Published 1:50 pm Saturday, April 25, 2009

A bright spot appeared for Minnesota colleges and universities Wednesday with the passage of the House Higher Education omnibus bill.

The bill directs the University of Minnesota (U of M) and Minnesota State Colleges and Universities (MnSCU) to use federal recovery dollars to hold down tuition; preserves funding for critical student services; bolsters the state grant program; and creates a new middle-income college scholarship for Minnesota students.

Tuition would be capped at 2 percent the next two years for the MnSCU system, while U of M hikes would be capped at $300 a year.

Email newsletter signup

Rep. Jeanne Poppe (DFL-Austin), a member of the Higher Education Committee and counselor at Riverland Community College, said this bill reduces funding at the administrative level, but is still a “short-term opportunity.”

“The money that’s spent by the students and the state is used for education for the students and not just the administration,” Poppe said Thursday. “The students have been paying the bulk to our state government.
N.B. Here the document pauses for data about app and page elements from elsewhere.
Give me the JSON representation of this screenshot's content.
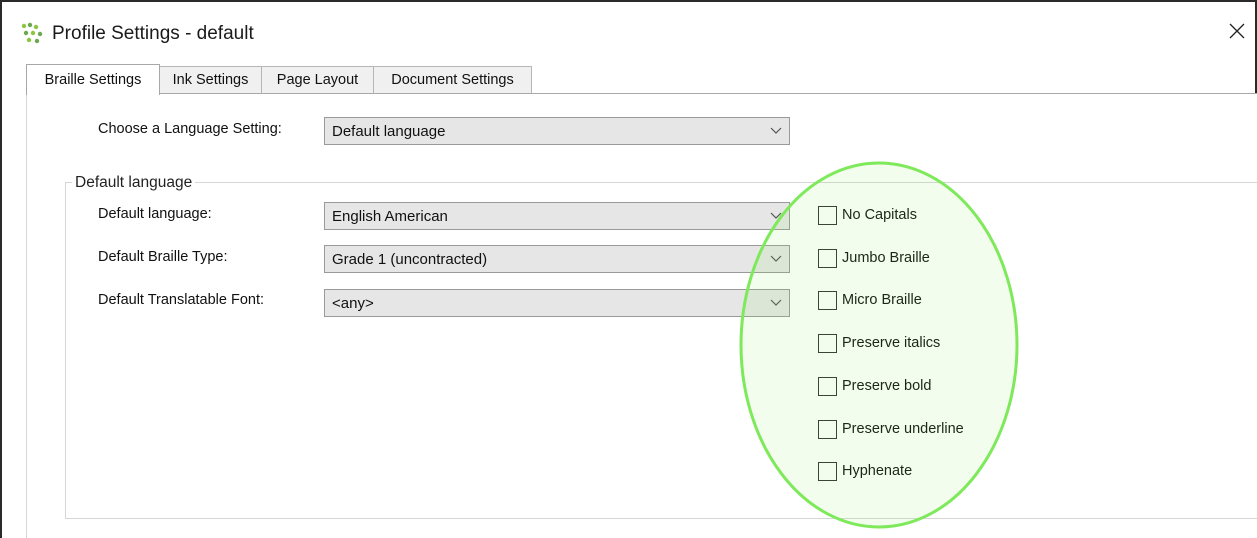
{
  "window": {
    "title": "Profile Settings - default"
  },
  "icons": {
    "app": "app-logo-icon",
    "close": "close-icon",
    "dropdown": "chevron-down-icon"
  },
  "tabs": [
    {
      "label": "Braille Settings",
      "active": true
    },
    {
      "label": "Ink Settings",
      "active": false
    },
    {
      "label": "Page Layout",
      "active": false
    },
    {
      "label": "Document Settings",
      "active": false
    }
  ],
  "language_setting": {
    "label": "Choose a Language Setting:",
    "value": "Default language"
  },
  "group": {
    "caption": "Default language",
    "fields": [
      {
        "label": "Default language:",
        "value": "English American"
      },
      {
        "label": "Default Braille Type:",
        "value": "Grade 1 (uncontracted)"
      },
      {
        "label": "Default Translatable Font:",
        "value": "<any>"
      }
    ],
    "checkboxes": [
      {
        "label": "No Capitals",
        "checked": false
      },
      {
        "label": "Jumbo Braille",
        "checked": false
      },
      {
        "label": "Micro Braille",
        "checked": false
      },
      {
        "label": "Preserve italics",
        "checked": false
      },
      {
        "label": "Preserve bold",
        "checked": false
      },
      {
        "label": "Preserve underline",
        "checked": false
      },
      {
        "label": "Hyphenate",
        "checked": false
      }
    ]
  },
  "colors": {
    "highlight": "#7ee95a",
    "combo_bg": "#e6e6e6",
    "icon_green": "#7dbb3b"
  }
}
“I’m pleased with the bill as it stands now,” she said.

Poppe, a proponent of capping tuition as more and more families can longer afford to send their children to college, said higher education is now “inaccessible.”

Even community colleges in Minnesota are among the highest-priced in the country, she said.

“We are leaving behind a generation of students,” Poppe said. “Higher education is one of those areas I think is critical to the economic stability of our state.”

In the past, students have paid 30 percent of their college costs, while the state picked up the other 70 percent.

Now, Poppe said, it’s much closer to a 50/50 split.

“The subsidy the state provides to higher education has been reduced significantly,” she said. “We’ve got less dollars on the table to begin with. You either add to lose dollars on the table or take away.”

Both the House and Senate have their version of the higher ed bill. A conference committee will be named, and will debate what will be accepted for language and spending. The bill will then come before the House and Senate for approval, followed by the governor.

Poppe believes the governor will likely sign the bill; however, she is concerned he will not raise taxes.

The House has proposed a $1.5 billion tax increase to fill the $6.4 billion deficit, while the Senate has proposed a $2.2 billion increase. Gov. Tim Pawlenty wants to use $1 billion in bonding dollars to fill the budget gap, what Poppe calls a “not very fiscally-sound way.”

“We’re putting our rent on the credit card,” she said. “If that doesn’t get figured out … it’s kind of the cart before the horse. It’s frustrating.

“We are in such a crisis situation,” Poppe said. “We are trying to figure out every way to come out of this.”

Poppe said at this point, she believes it is going to be “very difficult” to have the session wrapped up by the May 18 deadline.